“The knowledge of God’s Father-love is the first and simplest, but also the last and highest lesson in the school of prayer.” (Andrew Murray)

Old Testament Saints NEVER referred to God as Father. In fact God was so feared that they didn’t dare to utter His name. In Old Testament times, God was refereed to by his character: Mighty Creator, God Almighty, The Lord who Heals, The Lord is Peace, to name a few. “Though the Old Testament provides many rich names and titles for God, the New Testament reveals him most fully. Jesus, in fact, shocked and offended the religious leaders of his day by claiming that he had a Father/Son relationship with the God whose name they feared even to pronounce. Furthermore, by inviting his followers to call God “Father,” he made this the primary name by which God is to be known to his followers.” (Spangler, 2004)

Through Jesus Christ, we have the privilege to, not only call God father, but to be adopted into His family as sons and daughters. When we pray, “Our Father” we acknowledge God’s love for us as His children. We should also acknowledge that God is not an average earthly father, he is omnipotent, omniscient and omnipresent. He has all power, He is the King of Kings and Lord of Lords. Through Christ, the most powerful being in the universe has adopted us into his family and is working on our behalf. He is our dad! He loves us and is working for our good.

In Romans, Paul writes, “And we know that God causes all things to work together for good to those who love God, to those who are called according to His purpose.” (Romans 8:28, NASB) In Matthew, Jesus said, “If you, then, though you are evil, know how to give good gifts to your children, how much more will your Father in heaven give good gifts to those who ask him!” (Matthew 7:11, NIV)

Like a child, looking to his father to meet all of his needs, we pray to Our Father, acknowledging His position as provider and acknowledging that He not only can, but desires to take care of us. (Phil. 4:19)

(It may be difficult in our society, with the rising number of single mothers and unengaged dads, to comprehend the concept of a loving and caring father. But the Bible describes God’s character and in doing so he is the ultimate role model for earthly fathers. In Psalms 68, He is called Father to the Fatherless. Even when earthly fathers fail us, let God be the ultimate example of what Father-love should look like.)

References:

NIV & NASB Bibles used.

Spangler, Ann. Praying the Names of God. Grand Rapids, Zondervan, 2004. Accessed 25 Feb. 2018.

With Christ in the School of Prayer

“Though in its beginnings prayer is so simple that the feeblest child can pray, yet it is at the same time the highest and holiest work to which man can rise.” -Andrew Murray

The Lord’s Prayer is so simple that we often take it for granted!
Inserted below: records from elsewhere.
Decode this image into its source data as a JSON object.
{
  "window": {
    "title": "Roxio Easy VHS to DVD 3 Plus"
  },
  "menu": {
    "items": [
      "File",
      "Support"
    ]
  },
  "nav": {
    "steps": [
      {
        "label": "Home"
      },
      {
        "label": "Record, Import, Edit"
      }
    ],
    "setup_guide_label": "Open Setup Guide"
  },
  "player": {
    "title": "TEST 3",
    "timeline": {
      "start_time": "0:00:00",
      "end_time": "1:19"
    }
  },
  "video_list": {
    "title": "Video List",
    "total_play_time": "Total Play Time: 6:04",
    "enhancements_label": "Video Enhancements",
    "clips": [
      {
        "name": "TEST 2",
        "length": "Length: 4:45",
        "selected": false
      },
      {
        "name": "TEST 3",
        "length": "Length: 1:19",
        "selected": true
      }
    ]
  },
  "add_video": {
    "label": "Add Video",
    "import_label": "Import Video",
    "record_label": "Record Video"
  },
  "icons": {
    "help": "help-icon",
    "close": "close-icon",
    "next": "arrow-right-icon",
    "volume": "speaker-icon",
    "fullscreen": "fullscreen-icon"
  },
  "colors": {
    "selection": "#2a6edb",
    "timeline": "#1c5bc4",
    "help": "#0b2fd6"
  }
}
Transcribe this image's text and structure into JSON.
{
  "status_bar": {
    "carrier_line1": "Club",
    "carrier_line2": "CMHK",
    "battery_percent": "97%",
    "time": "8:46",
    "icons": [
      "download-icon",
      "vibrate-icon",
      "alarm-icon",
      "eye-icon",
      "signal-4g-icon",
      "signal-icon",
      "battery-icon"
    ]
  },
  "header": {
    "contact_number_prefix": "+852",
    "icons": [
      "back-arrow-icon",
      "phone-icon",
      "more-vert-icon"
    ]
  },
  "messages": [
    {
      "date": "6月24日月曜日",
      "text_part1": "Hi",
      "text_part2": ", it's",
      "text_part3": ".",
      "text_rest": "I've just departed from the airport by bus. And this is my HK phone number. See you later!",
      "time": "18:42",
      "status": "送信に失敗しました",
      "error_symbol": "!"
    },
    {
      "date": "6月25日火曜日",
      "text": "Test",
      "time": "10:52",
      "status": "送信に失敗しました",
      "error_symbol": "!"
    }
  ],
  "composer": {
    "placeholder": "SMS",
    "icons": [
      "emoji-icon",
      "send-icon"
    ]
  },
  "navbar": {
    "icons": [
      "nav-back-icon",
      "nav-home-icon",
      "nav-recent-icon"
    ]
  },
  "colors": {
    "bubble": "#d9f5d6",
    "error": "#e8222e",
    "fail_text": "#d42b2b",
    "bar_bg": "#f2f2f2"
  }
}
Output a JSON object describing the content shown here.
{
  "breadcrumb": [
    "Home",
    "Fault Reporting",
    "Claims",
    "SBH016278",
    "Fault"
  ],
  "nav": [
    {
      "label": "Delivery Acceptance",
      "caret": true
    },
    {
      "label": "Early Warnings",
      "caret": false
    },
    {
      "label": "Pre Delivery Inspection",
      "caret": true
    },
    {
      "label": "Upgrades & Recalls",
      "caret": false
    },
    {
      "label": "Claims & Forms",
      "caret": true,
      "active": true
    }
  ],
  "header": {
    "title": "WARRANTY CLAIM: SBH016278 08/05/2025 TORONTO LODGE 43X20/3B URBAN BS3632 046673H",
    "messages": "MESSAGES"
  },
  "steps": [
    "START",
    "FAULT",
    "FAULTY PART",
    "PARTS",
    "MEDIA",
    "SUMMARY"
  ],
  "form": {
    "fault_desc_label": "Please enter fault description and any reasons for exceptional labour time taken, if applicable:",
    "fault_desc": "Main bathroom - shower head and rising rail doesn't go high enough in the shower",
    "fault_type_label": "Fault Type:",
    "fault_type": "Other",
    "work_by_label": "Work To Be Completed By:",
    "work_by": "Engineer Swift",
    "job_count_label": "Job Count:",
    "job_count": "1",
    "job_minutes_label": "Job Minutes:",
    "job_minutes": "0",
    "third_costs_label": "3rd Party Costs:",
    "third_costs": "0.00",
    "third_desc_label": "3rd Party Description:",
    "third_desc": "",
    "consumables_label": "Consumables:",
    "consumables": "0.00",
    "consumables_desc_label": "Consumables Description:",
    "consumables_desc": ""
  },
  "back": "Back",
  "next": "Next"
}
When asked how to pray, Jesus Christ used it to teach His disciples. And He desires to use it to teach us as well. Study it, meditate on it, learn from it. Don’t be tempted to rush through, merely reciting from memory with little thought given to the words you say.
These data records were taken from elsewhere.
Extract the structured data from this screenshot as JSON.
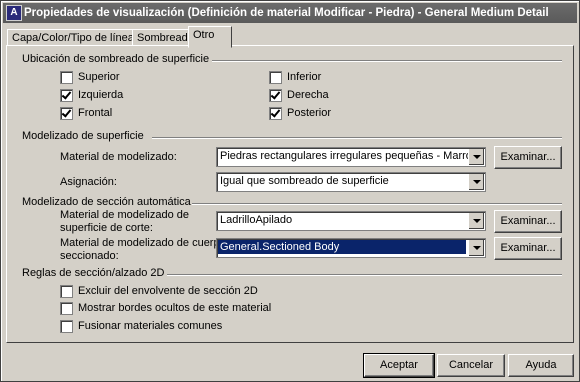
{
  "window": {
    "title": "Propiedades de visualización (Definición de material Modificar - Piedra) - General Medium Detail",
    "icon_letter": "A"
  },
  "tabs": [
    {
      "label": "Capa/Color/Tipo de línea"
    },
    {
      "label": "Sombreado"
    },
    {
      "label": "Otro"
    }
  ],
  "surface_hatch": {
    "title": "Ubicación de sombreado de superficie",
    "options": [
      {
        "label": "Superior",
        "checked": false
      },
      {
        "label": "Izquierda",
        "checked": true
      },
      {
        "label": "Frontal",
        "checked": true
      },
      {
        "label": "Inferior",
        "checked": false
      },
      {
        "label": "Derecha",
        "checked": true
      },
      {
        "label": "Posterior",
        "checked": true
      }
    ]
  },
  "surface_modeling": {
    "title": "Modelizado de superficie",
    "material_label": "Material de modelizado:",
    "material_value": "Piedras rectangulares irregulares pequeñas - Marrón",
    "assignment_label": "Asignación:",
    "assignment_value": "Igual que sombreado de superficie",
    "browse_label": "Examinar..."
  },
  "section_modeling": {
    "title": "Modelizado de sección automática",
    "cut_label_1": "Material de modelizado de",
    "cut_label_2": "superficie de corte:",
    "cut_value": "LadrilloApilado",
    "body_label_1": "Material de modelizado de cuerpo",
    "body_label_2": "seccionado:",
    "body_value": "General.Sectioned Body",
    "browse_label": "Examinar..."
  },
  "section_rules": {
    "title": "Reglas de sección/alzado 2D",
    "options": [
      {
        "label": "Excluir del envolvente de sección 2D",
        "checked": false
      },
      {
        "label": "Mostrar bordes ocultos de este material",
        "checked": false
      },
      {
        "label": "Fusionar materiales comunes",
        "checked": false
      }
    ]
  },
  "footer": {
    "ok": "Aceptar",
    "cancel": "Cancelar",
    "help": "Ayuda"
  }
}
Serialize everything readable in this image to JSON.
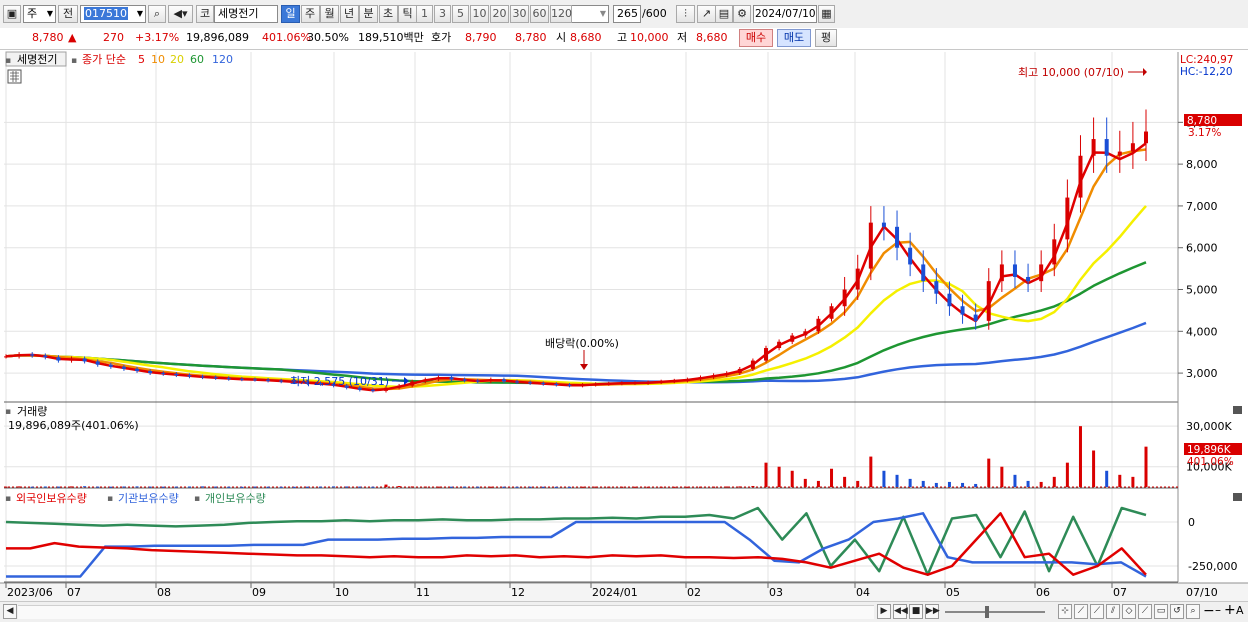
{
  "toolbar": {
    "market_type": "주",
    "prev_label": "전",
    "code": "017510",
    "stock_name_prefix": "코",
    "stock_name": "세명전기",
    "periods": [
      "일",
      "주",
      "월",
      "년",
      "분",
      "초",
      "틱"
    ],
    "active_period": "일",
    "intervals": [
      "1",
      "3",
      "5",
      "10",
      "20",
      "30",
      "60",
      "120"
    ],
    "count": "265",
    "count_total": "/600",
    "date": "2024/07/10"
  },
  "infobar": {
    "price": "8,780",
    "change": "270",
    "change_pct": "+3.17%",
    "volume": "19,896,089",
    "volume_pct": "401.06%",
    "turnover": "30.50%",
    "amount": "189,510백만",
    "quote_label": "호가",
    "ask": "8,790",
    "bid": "8,780",
    "open_label": "시",
    "open": "8,680",
    "high_label": "고",
    "high": "10,000",
    "low_label": "저",
    "low": "8,680",
    "buy_label": "매수",
    "sell_label": "매도",
    "eval_label": "평"
  },
  "price_panel": {
    "legend_name": "세명전기",
    "legend_close": "종가 단순",
    "ma_labels": [
      "5",
      "10",
      "20",
      "60",
      "120"
    ],
    "lc": "LC:240,97",
    "hc": "HC:-12,20",
    "high_annotation": "최고 10,000 (07/10)",
    "low_annotation": "최저 2,575 (10/31)",
    "dividend_annotation": "배당락(0.00%)",
    "current_price_tag": "8,780",
    "current_pct_tag": "3.17%",
    "y_ticks": [
      "9,000",
      "8,000",
      "7,000",
      "6,000",
      "5,000",
      "4,000",
      "3,000"
    ]
  },
  "volume_panel": {
    "title": "거래량",
    "value_line": "19,896,089주(401.06%)",
    "y_ticks": [
      "30,000K",
      "10,000K"
    ],
    "current_tag": "19,896K",
    "current_pct_tag": "401.06%"
  },
  "holdings_panel": {
    "series_labels": [
      "외국인보유수량",
      "기관보유수량",
      "개인보유수량"
    ],
    "y_ticks": [
      "0",
      "-250,000"
    ]
  },
  "x_axis": {
    "labels": [
      "2023/06",
      "07",
      "08",
      "09",
      "10",
      "11",
      "12",
      "2024/01",
      "02",
      "03",
      "04",
      "05",
      "06",
      "07"
    ],
    "end_label": "07/10"
  },
  "colors": {
    "up": "#d90000",
    "down": "#1a4fd6",
    "ma5": "#e00000",
    "ma10": "#f08c00",
    "ma20": "#f5f000",
    "ma60": "#1e9632",
    "ma120": "#3264dc",
    "foreign": "#e00000",
    "institution": "#3264dc",
    "individual": "#2e8b57"
  },
  "chart_data": [
    {
      "type": "line",
      "name": "price",
      "y_range": [
        2500,
        10300
      ],
      "close": [
        3400,
        3450,
        3420,
        3380,
        3300,
        3350,
        3280,
        3200,
        3150,
        3100,
        3050,
        3000,
        2980,
        2950,
        2920,
        2900,
        2880,
        2860,
        2850,
        2840,
        2820,
        2800,
        2780,
        2760,
        2740,
        2700,
        2650,
        2600,
        2575,
        2650,
        2700,
        2800,
        2850,
        2900,
        2850,
        2820,
        2800,
        2850,
        2800,
        2780,
        2760,
        2740,
        2720,
        2700,
        2720,
        2740,
        2750,
        2760,
        2760,
        2780,
        2800,
        2820,
        2850,
        2900,
        2950,
        3000,
        3100,
        3300,
        3600,
        3750,
        3900,
        4000,
        4300,
        4600,
        5000,
        5500,
        6600,
        6500,
        6000,
        5600,
        5200,
        4900,
        4600,
        4400,
        4250,
        5200,
        5600,
        5300,
        5200,
        5600,
        6200,
        7200,
        8200,
        8600,
        8200,
        8300,
        8500,
        8780
      ],
      "ma_current": {
        "ma5": 8500,
        "ma10": 8350,
        "ma20": 7000,
        "ma60": 5650,
        "ma120": 4200
      }
    },
    {
      "type": "bar",
      "name": "volume",
      "y_range": [
        0,
        36000
      ],
      "values_k": [
        200,
        300,
        150,
        250,
        200,
        300,
        400,
        200,
        150,
        250,
        300,
        200,
        150,
        200,
        250,
        300,
        200,
        150,
        100,
        200,
        150,
        120,
        100,
        150,
        200,
        300,
        250,
        200,
        150,
        1200,
        500,
        300,
        250,
        200,
        150,
        200,
        180,
        160,
        150,
        140,
        130,
        120,
        110,
        100,
        150,
        200,
        180,
        160,
        150,
        140,
        130,
        120,
        150,
        180,
        200,
        250,
        300,
        500,
        12000,
        10000,
        8000,
        4000,
        3000,
        9000,
        5000,
        3000,
        15000,
        8000,
        6000,
        4000,
        3000,
        2000,
        2500,
        2000,
        1500,
        14000,
        10000,
        6000,
        3000,
        2500,
        5000,
        12000,
        30000,
        18000,
        8000,
        6000,
        5000,
        19896
      ]
    },
    {
      "type": "line",
      "name": "holdings",
      "y_range": [
        -330000,
        80000
      ],
      "foreign": [
        -150000,
        -150000,
        -120000,
        -140000,
        -145000,
        -150000,
        -160000,
        -165000,
        -170000,
        -175000,
        -180000,
        -185000,
        -190000,
        -190000,
        -195000,
        -200000,
        -195000,
        -200000,
        -200000,
        -190000,
        -195000,
        -190000,
        -200000,
        -195000,
        -200000,
        -190000,
        -195000,
        -190000,
        -200000,
        -200000,
        -205000,
        -200000,
        -210000,
        -230000,
        -260000,
        -220000,
        -180000,
        -260000,
        -300000,
        -250000,
        -100000,
        50000,
        -200000,
        -180000,
        -300000,
        -250000,
        -150000,
        -300000
      ],
      "institution": [
        -310000,
        -310000,
        -310000,
        -310000,
        -140000,
        -140000,
        -135000,
        -135000,
        -135000,
        -135000,
        -130000,
        -130000,
        -130000,
        -100000,
        -100000,
        -100000,
        -95000,
        -95000,
        -90000,
        -90000,
        -85000,
        -85000,
        -85000,
        0,
        0,
        0,
        0,
        0,
        0,
        0,
        -100000,
        -220000,
        -230000,
        -150000,
        -100000,
        0,
        20000,
        50000,
        -200000,
        -230000,
        -230000,
        -230000,
        -230000,
        -230000,
        -240000,
        -230000,
        -310000
      ],
      "individual": [
        0,
        -5000,
        -10000,
        -15000,
        -20000,
        -15000,
        -20000,
        -25000,
        -20000,
        -15000,
        -5000,
        0,
        5000,
        5000,
        10000,
        5000,
        10000,
        10000,
        15000,
        10000,
        10000,
        15000,
        15000,
        20000,
        20000,
        25000,
        20000,
        30000,
        30000,
        40000,
        20000,
        80000,
        -100000,
        50000,
        -250000,
        -100000,
        -280000,
        30000,
        -300000,
        20000,
        40000,
        -200000,
        60000,
        -280000,
        30000,
        -250000,
        80000,
        40000
      ]
    }
  ]
}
“Jesus has opened a school, in which He trains His redeemed ones, who specially desire it, to have power in prayer.” -Andrew Murray

Ask God to reveal to you the hidden treasure within His prayer and then learn from Him.

(I am currently reading, With Christ in the School of Prayer, by Andrew Murray. I highly recommend his books and teaching. His writing is written in old English, so if you’re like me, it may take a bit of effort to muscle through. But I promise you, it will be time well spent. In chapter 4 of this book there is an in-depth look at The Lord’s Prayer. I have spent the last three months reading and studying this chapter over and over again. Just now I feel that I am beginning to grasp the depth of this “Model Prayer”. With understanding, I am now going to read chapter 4 again. Over the next several weeks I will share with you from Andrew Murray’s teaching on prayer. If you are interested in reading some of his writings, iBooks has an ebook entitled The Andrew Murray Collection. It contains 21 of his classic works. It cost $1.99usd and contains, With Christ in the School of Prayer.)